Element data from apps and pages
______

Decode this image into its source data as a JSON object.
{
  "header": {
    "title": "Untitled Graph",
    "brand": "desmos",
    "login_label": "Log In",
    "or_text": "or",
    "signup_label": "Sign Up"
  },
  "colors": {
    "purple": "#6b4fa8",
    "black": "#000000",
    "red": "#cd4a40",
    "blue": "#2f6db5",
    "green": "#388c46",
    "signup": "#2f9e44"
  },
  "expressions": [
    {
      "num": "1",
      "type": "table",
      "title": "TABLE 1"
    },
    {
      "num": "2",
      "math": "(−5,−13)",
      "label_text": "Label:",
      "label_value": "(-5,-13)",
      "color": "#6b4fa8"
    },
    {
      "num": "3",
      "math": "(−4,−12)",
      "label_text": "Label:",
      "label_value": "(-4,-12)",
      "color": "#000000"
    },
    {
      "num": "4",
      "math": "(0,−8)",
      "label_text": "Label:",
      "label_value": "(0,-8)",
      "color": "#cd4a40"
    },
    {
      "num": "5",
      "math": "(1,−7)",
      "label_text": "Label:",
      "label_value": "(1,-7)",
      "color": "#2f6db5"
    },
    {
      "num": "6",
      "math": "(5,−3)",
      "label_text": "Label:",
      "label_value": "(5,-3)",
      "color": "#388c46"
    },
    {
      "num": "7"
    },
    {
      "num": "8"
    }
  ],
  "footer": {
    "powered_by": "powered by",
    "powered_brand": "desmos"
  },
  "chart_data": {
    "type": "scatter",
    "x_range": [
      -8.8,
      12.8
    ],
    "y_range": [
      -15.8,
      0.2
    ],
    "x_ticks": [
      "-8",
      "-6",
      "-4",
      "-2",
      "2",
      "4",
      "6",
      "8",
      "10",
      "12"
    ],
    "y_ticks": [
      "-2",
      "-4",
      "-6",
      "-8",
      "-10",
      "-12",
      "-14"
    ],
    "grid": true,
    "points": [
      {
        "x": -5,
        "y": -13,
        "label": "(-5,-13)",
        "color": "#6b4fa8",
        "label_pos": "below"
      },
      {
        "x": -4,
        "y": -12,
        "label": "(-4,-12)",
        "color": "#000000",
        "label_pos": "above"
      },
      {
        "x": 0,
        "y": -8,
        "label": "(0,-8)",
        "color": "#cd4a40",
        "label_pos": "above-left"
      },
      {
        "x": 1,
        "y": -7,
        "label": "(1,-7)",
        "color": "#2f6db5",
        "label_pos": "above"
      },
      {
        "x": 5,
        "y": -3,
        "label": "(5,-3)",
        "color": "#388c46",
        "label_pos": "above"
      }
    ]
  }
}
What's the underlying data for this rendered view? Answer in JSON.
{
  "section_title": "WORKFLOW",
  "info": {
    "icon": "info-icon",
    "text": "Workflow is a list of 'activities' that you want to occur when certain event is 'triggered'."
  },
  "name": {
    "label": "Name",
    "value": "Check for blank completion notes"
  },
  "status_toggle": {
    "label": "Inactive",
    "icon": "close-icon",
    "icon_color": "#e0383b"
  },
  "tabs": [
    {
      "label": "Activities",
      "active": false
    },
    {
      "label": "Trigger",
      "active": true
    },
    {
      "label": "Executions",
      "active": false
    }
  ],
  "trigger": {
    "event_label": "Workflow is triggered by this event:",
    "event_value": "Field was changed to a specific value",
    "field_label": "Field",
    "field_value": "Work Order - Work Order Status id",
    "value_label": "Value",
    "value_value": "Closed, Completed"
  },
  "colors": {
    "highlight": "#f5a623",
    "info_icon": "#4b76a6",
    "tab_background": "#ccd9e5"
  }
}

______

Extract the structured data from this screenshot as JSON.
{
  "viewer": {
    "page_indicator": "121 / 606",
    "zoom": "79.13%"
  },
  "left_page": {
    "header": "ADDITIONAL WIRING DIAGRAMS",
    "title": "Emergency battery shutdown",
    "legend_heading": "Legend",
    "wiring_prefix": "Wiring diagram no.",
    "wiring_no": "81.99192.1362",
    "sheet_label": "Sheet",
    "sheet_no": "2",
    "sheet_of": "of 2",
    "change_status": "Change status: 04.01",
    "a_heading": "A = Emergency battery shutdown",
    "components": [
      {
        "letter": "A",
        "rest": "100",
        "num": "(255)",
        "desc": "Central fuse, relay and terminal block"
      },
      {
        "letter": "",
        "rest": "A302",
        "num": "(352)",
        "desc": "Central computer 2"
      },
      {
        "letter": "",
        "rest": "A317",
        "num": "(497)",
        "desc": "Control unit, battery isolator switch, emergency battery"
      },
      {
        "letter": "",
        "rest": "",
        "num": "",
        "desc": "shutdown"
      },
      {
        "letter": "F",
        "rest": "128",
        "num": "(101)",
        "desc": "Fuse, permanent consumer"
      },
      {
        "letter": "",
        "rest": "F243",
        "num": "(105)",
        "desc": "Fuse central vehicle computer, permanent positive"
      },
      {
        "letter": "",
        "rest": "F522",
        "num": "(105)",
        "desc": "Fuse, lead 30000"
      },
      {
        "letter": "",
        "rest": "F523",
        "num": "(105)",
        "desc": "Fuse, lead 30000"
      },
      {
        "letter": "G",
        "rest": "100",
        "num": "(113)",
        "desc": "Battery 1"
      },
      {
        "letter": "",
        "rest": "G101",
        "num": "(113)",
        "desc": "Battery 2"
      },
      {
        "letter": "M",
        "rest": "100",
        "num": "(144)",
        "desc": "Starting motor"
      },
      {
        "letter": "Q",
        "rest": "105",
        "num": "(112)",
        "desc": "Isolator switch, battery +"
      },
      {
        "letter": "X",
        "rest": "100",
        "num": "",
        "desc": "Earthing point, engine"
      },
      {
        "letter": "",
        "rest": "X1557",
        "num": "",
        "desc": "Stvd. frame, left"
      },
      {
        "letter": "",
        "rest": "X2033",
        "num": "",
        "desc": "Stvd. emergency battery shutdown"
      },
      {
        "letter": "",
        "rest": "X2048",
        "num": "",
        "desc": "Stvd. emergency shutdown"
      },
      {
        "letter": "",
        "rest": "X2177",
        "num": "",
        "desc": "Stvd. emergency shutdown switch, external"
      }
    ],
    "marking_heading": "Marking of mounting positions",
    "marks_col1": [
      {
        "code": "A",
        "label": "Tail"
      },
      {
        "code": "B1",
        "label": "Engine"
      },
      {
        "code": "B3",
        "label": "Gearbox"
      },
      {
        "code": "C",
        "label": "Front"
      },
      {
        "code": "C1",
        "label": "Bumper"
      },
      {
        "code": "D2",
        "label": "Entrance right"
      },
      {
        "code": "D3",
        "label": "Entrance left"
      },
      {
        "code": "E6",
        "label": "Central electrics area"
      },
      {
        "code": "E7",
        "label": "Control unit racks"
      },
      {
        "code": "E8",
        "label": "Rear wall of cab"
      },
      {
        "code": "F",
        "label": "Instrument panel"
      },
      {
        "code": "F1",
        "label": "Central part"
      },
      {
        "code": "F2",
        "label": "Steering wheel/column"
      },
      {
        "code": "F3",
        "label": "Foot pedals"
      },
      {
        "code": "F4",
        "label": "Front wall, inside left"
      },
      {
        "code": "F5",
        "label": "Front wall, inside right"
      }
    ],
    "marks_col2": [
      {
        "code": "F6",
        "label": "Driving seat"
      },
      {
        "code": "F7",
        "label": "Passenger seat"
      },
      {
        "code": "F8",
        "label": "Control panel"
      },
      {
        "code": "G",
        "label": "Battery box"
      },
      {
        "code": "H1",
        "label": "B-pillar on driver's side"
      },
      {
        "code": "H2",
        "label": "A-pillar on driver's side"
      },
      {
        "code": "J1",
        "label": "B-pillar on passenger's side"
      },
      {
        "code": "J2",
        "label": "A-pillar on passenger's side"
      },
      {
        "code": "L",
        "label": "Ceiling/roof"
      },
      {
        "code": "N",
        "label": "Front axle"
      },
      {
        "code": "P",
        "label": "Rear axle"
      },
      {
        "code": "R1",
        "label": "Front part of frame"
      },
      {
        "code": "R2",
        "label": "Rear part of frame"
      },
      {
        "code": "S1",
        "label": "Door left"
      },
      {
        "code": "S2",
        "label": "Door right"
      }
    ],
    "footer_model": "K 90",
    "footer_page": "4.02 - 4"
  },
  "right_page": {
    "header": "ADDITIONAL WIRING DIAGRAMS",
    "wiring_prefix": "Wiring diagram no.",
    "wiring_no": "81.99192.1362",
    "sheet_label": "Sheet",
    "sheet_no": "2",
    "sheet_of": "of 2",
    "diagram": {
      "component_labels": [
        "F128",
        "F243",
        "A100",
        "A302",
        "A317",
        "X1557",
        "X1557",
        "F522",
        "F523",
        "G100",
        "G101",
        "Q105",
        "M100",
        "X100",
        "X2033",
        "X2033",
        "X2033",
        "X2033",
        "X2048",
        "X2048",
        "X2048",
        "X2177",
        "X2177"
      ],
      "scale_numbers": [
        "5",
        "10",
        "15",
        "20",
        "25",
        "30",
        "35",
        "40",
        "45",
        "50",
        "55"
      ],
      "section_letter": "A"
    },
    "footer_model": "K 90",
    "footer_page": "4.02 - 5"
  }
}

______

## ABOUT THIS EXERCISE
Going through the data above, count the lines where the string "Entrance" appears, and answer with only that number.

## RESPONSE TO THE TASK
2